By Shagun Mahendroo
People are in charge of inventing new things. Inventing new things and offering a new idea, structure, shape, and size to a new object are all done by intelligent people. If they create something new, it's understandable that they won't want anyone else to replicate it. People tend to duplicate things and try to work and profit on someone else's concept and production because there is competition in every area.
A new legislation known as intellectual property rights was enacted to put an end to this activity. Intellectual Property Rights (IPR) is a legal term that refers to a set of rules under which each seller and manufacturer has their own rights to an item.
Copyright: The name simply refers to this privilege, as it is evident that it is a right to imitate someone else's name or something. In India, copyright protection is available for all types of works, including literary, theatrical, musical, sound recording, and artistic works. Under the Copyright Act of 1957, such works are eligible for registration. In a nutshell, an author's copyright in a work can be easily recognised even without registration, which is why it is recommended that the work be registered as a first work to serve as copyright proof in a court of law.
In the case of copyright infringement, the owner is entitled to injunctions, damages, and accounting.
Copyright in a literary, theatrical, musical, or artistic work (other than a photograph) that is said to be published within the author's lifetime is necessary, or can be extended for fifty years from the author's lifetime. An Amendment Bill was enacted to allow for the extension of the copyright period, which is now set at 25 years to 50 years thanks to a TRIPS agreement. The fundamental goal of the amendment was to preserve original work in the fields of satellite transmission, computer software, and digital technology.
Trademarks: The Trade and Merchandise Marks Act, 1958, governs the legislation in relation to trade marks. Under trade mark regulations, a new mark for any product, name, or symbol that is distinct from others can be registered. In the event that trademarks are damaged, various statutory remedies such as injunctions and damages are available. If the dealer or owner of the trade mark wishes to delegate the task to someone else, it is quite permissible to do so in the case of an unregistered mark in specific situations.

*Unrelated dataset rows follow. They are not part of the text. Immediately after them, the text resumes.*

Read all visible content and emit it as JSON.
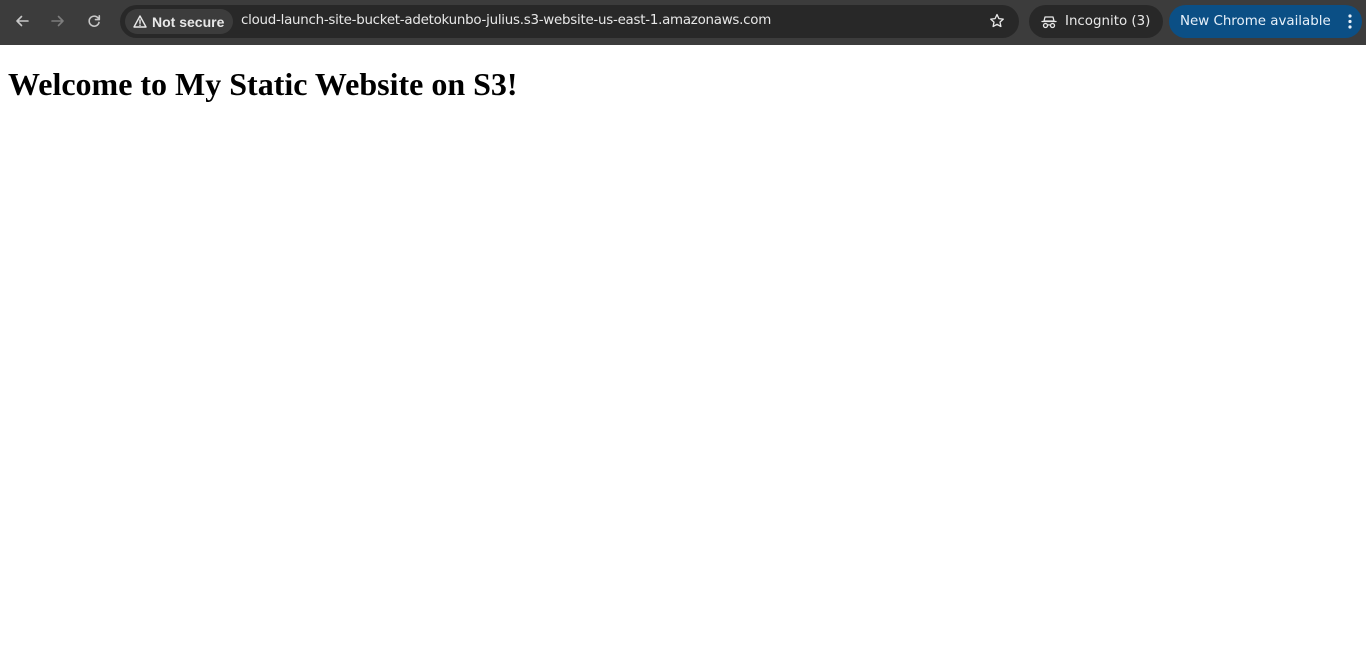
{
  "browser": {
    "security_label": "Not secure",
    "url": "cloud-launch-site-bucket-adetokunbo-julius.s3-website-us-east-1.amazonaws.com",
    "incognito_label": "Incognito (3)",
    "update_label": "New Chrome available",
    "icons": {
      "back": "arrow-left-icon",
      "forward": "arrow-right-icon",
      "reload": "reload-icon",
      "warning": "warning-triangle-icon",
      "bookmark": "star-icon",
      "incognito": "incognito-icon",
      "menu": "kebab-menu-icon"
    },
    "colors": {
      "toolbar": "#3c3c3c",
      "omnibox": "#282828",
      "update_button": "#0b4f85"
    }
  },
  "page": {
    "heading": "Welcome to My Static Website on S3!"
  }
}
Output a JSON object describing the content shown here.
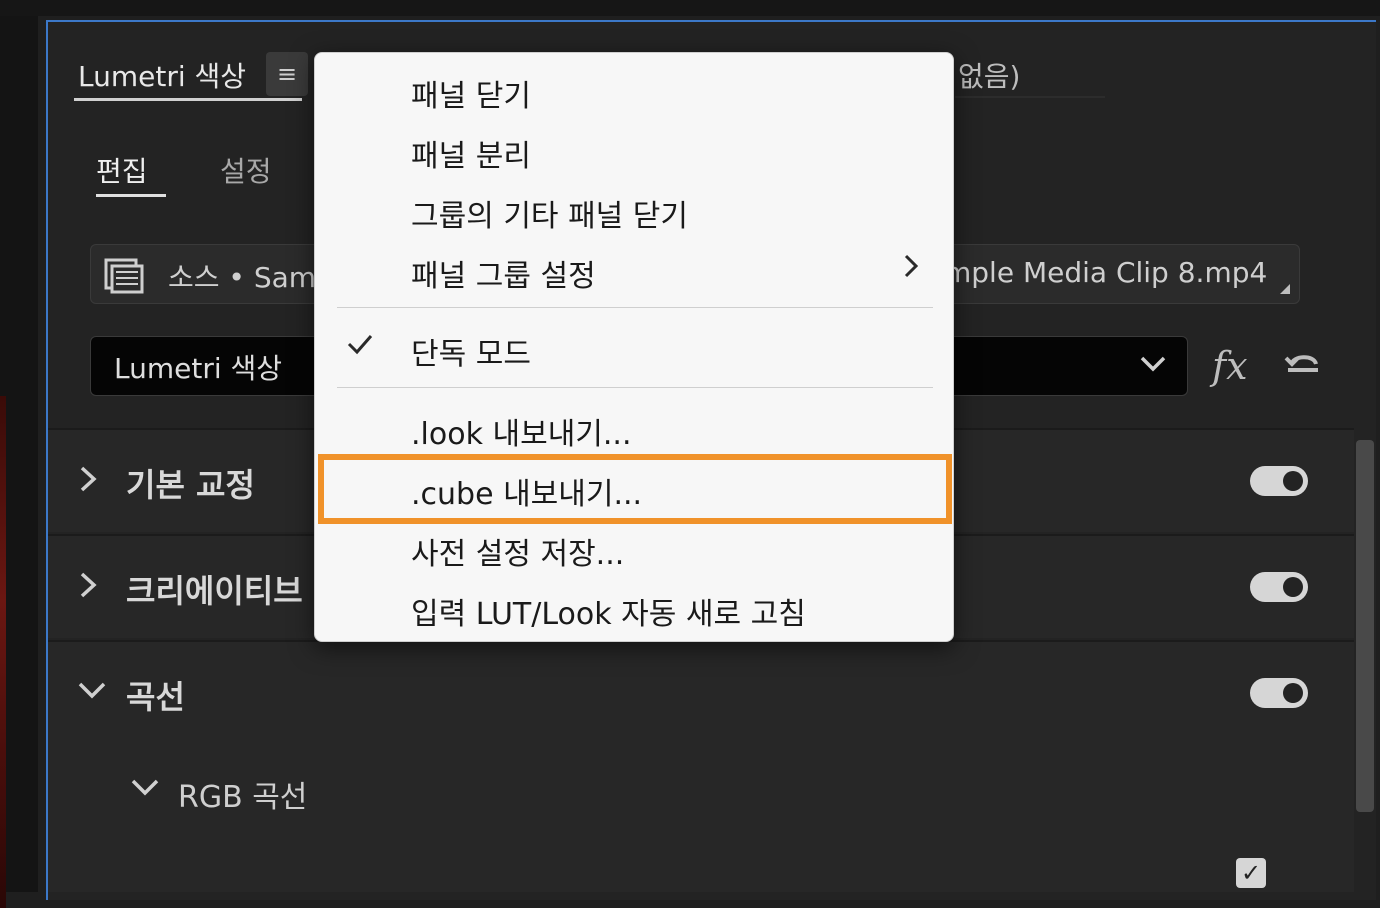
{
  "panel": {
    "tab_title": "Lumetri 색상",
    "menu_icon": "≡",
    "tab_right_fragment": "없음)",
    "subtabs": [
      {
        "label": "편집",
        "active": true
      },
      {
        "label": "설정",
        "active": false
      }
    ],
    "source": {
      "label": "소스 • Sam",
      "clip_fragment": "mple Media Clip 8.mp4"
    },
    "effect_select": {
      "value": "Lumetri 색상"
    },
    "fx_label": "fx",
    "sections": [
      {
        "label": "기본 교정",
        "expanded": false,
        "enabled": true
      },
      {
        "label": "크리에이티브",
        "expanded": false,
        "enabled": true
      },
      {
        "label": "곡선",
        "expanded": true,
        "enabled": true
      }
    ],
    "subsection": {
      "label": "RGB 곡선",
      "expanded": true
    },
    "checkbox_checked": true
  },
  "menu": {
    "items": [
      {
        "label": "패널 닫기"
      },
      {
        "label": "패널 분리"
      },
      {
        "label": "그룹의 기타 패널 닫기"
      },
      {
        "label": "패널 그룹 설정",
        "submenu": true
      },
      {
        "label": "단독 모드",
        "checked": true
      },
      {
        "label": ".look 내보내기..."
      },
      {
        "label": ".cube 내보내기...",
        "highlighted": true
      },
      {
        "label": "사전 설정 저장..."
      },
      {
        "label": "입력 LUT/Look 자동 새로 고침"
      }
    ]
  },
  "colors": {
    "panel_border": "#3c78c8",
    "highlight": "#f0922a",
    "menu_bg": "#f7f7f7",
    "background": "#1f1f1f"
  }
}
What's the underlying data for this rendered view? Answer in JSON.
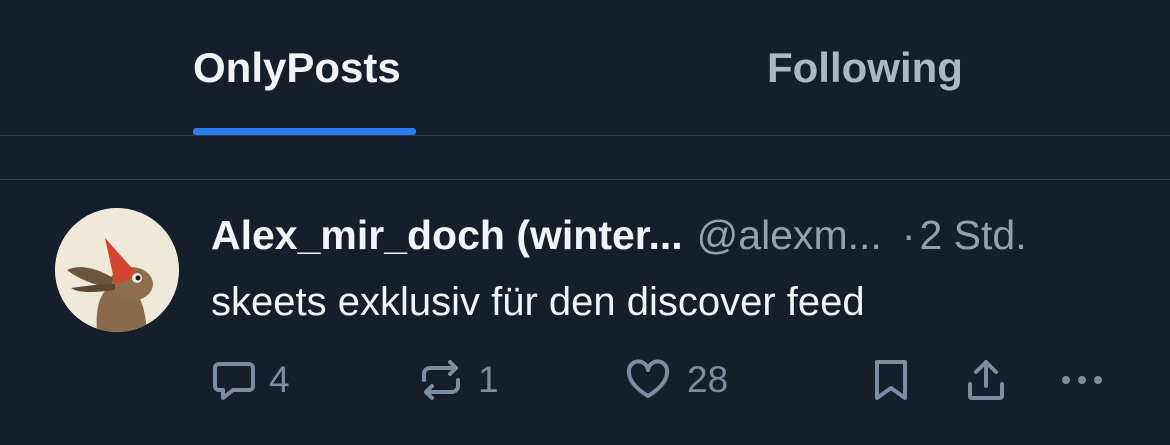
{
  "tabs": [
    {
      "label": "OnlyPosts",
      "active": true
    },
    {
      "label": "Following",
      "active": false
    }
  ],
  "post": {
    "author_display": "Alex_mir_doch (winter...",
    "author_handle": "@alexm...",
    "separator": "·",
    "time": "2 Std.",
    "text": "skeets exklusiv für den discover feed",
    "actions": {
      "reply_count": "4",
      "repost_count": "1",
      "like_count": "28"
    }
  },
  "icons": [
    "reply-icon",
    "repost-icon",
    "heart-icon",
    "bookmark-icon",
    "share-icon",
    "more-icon"
  ],
  "colors": {
    "background": "#161e2b",
    "active_tab_underline": "#2a7cf0",
    "muted_text": "#93a0b2",
    "icon": "#7d8ca2"
  }
}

The following are the major changes:
The definition of 'mark,' which was once limited to a few elements, has now been broadened to include a wide range of items, such as the shape of goods, packaging, and product colour combinations.
Mark of Services, which were previously permitted, are no longer permitted for registration purposes.
'Mark' who is well-known: This means that a product with a similar mark that is currently on the market will be considered a copy and will not be registered under the Trade Marks Act.
The registration period was formerly set at seven years, but it has now been extended to ten years.
Applications for multiple-class registration: In this case, applicants would only be able to file a single application to register their trademark.
Infringement of a trademark is a legal term that refers to when someone uses someone else's trademark. Any illegal trademark practise will be treated more severely than under the prior Act.
Patents: India discovered the protection for the product's safety. The right pertains to areas such as food, chemicals, and pharmaceuticals, which are subject to the Patents Act of 1970 for a term of 14 years. The Patents Act was passed in 1999, but once the GATT agreement was amended and signed, it was altered to the Patents Act of 1970 to comply with the Trade TRIPS Agreement. All product patents would be able to be filed with a regulatory authority under the new law. Exclusive Marketing Rights (EMRs) have been given for five years or until the patent is approved or denied, whichever comes first.
Industrial Design: Many designs and parts of machines are designed in the industry, and to safeguard the design of the same, a law called The Designs Act, 2000 was enacted, which protects particular designs. The Designs Act of 2000, which took effect in May 2001, allows an applicant to file for registration in multiple classes. However, you may only register for one class at a time. In addition, full design classification has been added in accordance with the international regime. The design's copyright is granted for a period of ten years from the date of registration.